When it turns political, the American arts scene sometimes descends into such heavy-handed didacticism that it can make Ayn Rand seem as frolicsome as P.G. Wodehouse. So it is a delight to report that the Virginia Political Repertory's production of "Special Session: Redistricting" avoids this trap, and instead delivers keen observations on homo politicus.
The script cleverly weaves two seemingly unrelated plot lines: congressional redistricting and judicial appointments. These might seem unlikely topics for compelling drama, but in the deft hands of the cast they become powerful vehicles for exploring the contradictions of contemporary governance and the foibles of the political class.
The play's main action transpires over the course of a single day, during which the Virginia General Assembly convenes, ostensibly to take up a congressional redistricting plan ordered by the federal courts. The Republicans, who control the legislature, want to tinker with the current plan just enough for it to receive judicial approval. The Democrats, frustrated by gerrymandering that has kept them from holding more congressional seats, want to throw out the whole shebang and create a plan that will give them representation proportional to their numbers.
Such a shopworn storyline could sink the heart of any veteran theater-goer, were it not for the shocking turn it takes near the end. And before we get to that we are treated to another drama: the fight to fill a seat on the Virginia Supreme Court. Jane Marum Roush has few lines to recite as The Woman Scorned once she is named to the post by Virginia's governor, played by Terry McAuliffe. The Republicans, led by the deliciously wicked Bill Howell in his role as Speaker of the House, refuse to confirm her appointment despite her obvious qualifications. It soon becomes clear they are miffed that the governor did not adequately consult them first, as required by protocol, and they threaten to spike her nomination as revenge for the Governor calling them into session before their judicial appeals in the redistricting case had run their course.
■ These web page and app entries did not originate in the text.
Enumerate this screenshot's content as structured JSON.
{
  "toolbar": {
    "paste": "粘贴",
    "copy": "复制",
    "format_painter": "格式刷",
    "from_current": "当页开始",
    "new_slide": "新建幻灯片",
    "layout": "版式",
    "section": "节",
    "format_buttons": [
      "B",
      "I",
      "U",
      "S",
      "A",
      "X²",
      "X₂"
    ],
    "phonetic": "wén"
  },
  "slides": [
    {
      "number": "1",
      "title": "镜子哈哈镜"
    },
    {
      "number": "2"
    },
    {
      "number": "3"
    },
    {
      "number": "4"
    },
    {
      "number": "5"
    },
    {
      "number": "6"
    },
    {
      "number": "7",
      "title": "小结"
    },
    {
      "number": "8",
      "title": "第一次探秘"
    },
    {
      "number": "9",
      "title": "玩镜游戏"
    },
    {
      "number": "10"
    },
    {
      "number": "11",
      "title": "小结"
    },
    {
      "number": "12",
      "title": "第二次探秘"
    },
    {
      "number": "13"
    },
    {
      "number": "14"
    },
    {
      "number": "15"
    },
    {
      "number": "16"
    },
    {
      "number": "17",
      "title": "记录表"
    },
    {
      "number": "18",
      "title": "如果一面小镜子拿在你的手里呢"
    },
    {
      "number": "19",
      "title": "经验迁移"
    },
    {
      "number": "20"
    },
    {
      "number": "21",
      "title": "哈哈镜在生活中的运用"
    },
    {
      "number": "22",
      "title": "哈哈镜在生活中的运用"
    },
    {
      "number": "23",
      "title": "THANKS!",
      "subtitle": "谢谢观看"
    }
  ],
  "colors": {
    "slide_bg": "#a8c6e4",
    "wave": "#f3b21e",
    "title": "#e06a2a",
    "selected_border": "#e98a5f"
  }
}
In a clever bit of staging, the production takes place amid the Jeffersonian splendor of the state's capital grounds; the contrast between the high ideals embodied in the grounds and their architecture on the one hand, and the petty bickering of the dramatis personae on the other, could not be more explicit if it were spelled out in supertitles. The costume design is also pitch-perfect: The actors and actresses are done up in bland, off-the-rack suits and sensible shoes that say "What an honor and a delight it is to be here to speak to the Chamber of Commerce today" on the outside, while screaming silently on the inside.
If the show has a failing, it is the not-entirely-successful attempt to straddle three genres at once: comedy, tragedy, and historical re-enactment. Some of the speeches drone on and on; you also get the sense that a few of the supporting cast members are just going through the motions and would rather be having a margarita or three at the Outer Banks. Despite being a one-act, the show feels long, at least until its convulsive finale.
It gives nothing away to say that the Democrats' maneuver, adjourning the Senate, which thwarts the Republicans' redistricting plans and leaves the governor's appointee in place until a future session in January, is a brilliant stroke, both within the universe of the play and as a dramatic device: Neither the GOP nor the audience sees it coming, and the protests from the Republicans are almost drowned out by the gasps from the mezzanine. Donald McEachin, the Democratic State Senator who conceives of the ploy, carries it out with Machiavellian glee. John Watkins is somewhat less convincing as the Elder Statesman, and his Polonius-like soliloquy, "We Have Not Held Ourselves Very High in This Hour," falls flat.
McAuliffe shines as The Governor, delivering his pained insistence that Republicans do more than merely tweak the redistricting plan without any apparent self-awareness – though the audience remembers his earlier insistence that substantive changes to district lines should be made only in concert with the decennial census.
Still, the script does not really give this veteran of the boards room to stretch. Those who remember the Falstaffian brio with which he played the roles that made him famous, Friend of Clintons, Party Chairman, Electric Car Salesman – might come away disappointed by his muted performance here, in which not a single alligator gets wrestled.
The lack of any real heroes could make "Special Session: Redistricting" a trifle dreary. But then perhaps that is the point: For all the lofty rhetoric, the name of the game in this world is to get one over on the other guy. It is not a very fragrant world, as Raymond Chandler once wrote, but it can be amusing enough in the right hands.
Tickets are free, and the show will run forever.
This article originally appeared at The Richmond Times-Dispatch.